§ Materials provided:
#####

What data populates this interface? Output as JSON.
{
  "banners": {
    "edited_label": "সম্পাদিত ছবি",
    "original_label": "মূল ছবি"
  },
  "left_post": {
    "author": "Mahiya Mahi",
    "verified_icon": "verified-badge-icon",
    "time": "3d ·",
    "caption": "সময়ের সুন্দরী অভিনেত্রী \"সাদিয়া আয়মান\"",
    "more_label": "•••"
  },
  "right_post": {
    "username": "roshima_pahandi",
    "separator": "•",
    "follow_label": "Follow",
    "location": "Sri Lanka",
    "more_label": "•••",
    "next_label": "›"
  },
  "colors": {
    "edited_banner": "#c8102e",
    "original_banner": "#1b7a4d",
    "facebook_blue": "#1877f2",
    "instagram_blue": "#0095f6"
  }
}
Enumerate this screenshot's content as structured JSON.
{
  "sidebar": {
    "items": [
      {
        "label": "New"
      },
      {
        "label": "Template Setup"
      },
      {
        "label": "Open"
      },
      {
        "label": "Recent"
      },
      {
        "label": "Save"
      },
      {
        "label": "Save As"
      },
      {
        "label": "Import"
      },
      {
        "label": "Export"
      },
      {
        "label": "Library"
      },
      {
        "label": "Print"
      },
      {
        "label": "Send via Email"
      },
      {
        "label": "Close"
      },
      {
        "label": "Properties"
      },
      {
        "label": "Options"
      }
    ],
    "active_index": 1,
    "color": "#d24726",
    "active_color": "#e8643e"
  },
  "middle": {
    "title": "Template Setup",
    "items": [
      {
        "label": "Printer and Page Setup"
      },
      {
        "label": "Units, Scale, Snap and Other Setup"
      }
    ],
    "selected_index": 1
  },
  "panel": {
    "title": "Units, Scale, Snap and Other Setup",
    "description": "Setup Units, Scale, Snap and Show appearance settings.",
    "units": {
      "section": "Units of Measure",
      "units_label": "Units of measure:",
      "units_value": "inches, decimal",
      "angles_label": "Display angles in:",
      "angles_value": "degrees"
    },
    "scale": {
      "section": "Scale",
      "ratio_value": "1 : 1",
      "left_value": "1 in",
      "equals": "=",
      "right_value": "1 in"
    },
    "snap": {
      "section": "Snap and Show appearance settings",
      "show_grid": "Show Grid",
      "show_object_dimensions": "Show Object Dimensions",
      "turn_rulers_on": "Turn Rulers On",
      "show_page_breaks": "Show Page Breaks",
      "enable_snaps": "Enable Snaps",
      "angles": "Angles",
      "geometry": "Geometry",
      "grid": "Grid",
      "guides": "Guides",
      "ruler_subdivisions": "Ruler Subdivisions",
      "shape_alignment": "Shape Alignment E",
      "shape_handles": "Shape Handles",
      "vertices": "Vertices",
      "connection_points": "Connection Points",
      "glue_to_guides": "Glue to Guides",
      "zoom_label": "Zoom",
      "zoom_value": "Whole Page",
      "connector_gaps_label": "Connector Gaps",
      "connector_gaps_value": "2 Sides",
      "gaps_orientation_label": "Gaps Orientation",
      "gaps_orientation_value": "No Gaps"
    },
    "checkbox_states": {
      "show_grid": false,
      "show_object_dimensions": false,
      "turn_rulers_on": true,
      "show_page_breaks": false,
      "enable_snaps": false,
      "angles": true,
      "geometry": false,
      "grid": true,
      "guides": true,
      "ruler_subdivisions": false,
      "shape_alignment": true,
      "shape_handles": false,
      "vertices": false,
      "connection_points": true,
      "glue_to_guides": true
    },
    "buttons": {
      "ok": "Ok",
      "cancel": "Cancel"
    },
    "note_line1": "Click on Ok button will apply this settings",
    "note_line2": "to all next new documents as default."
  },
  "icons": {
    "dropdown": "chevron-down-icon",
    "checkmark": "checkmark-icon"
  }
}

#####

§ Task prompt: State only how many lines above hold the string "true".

§ Response to this task: 7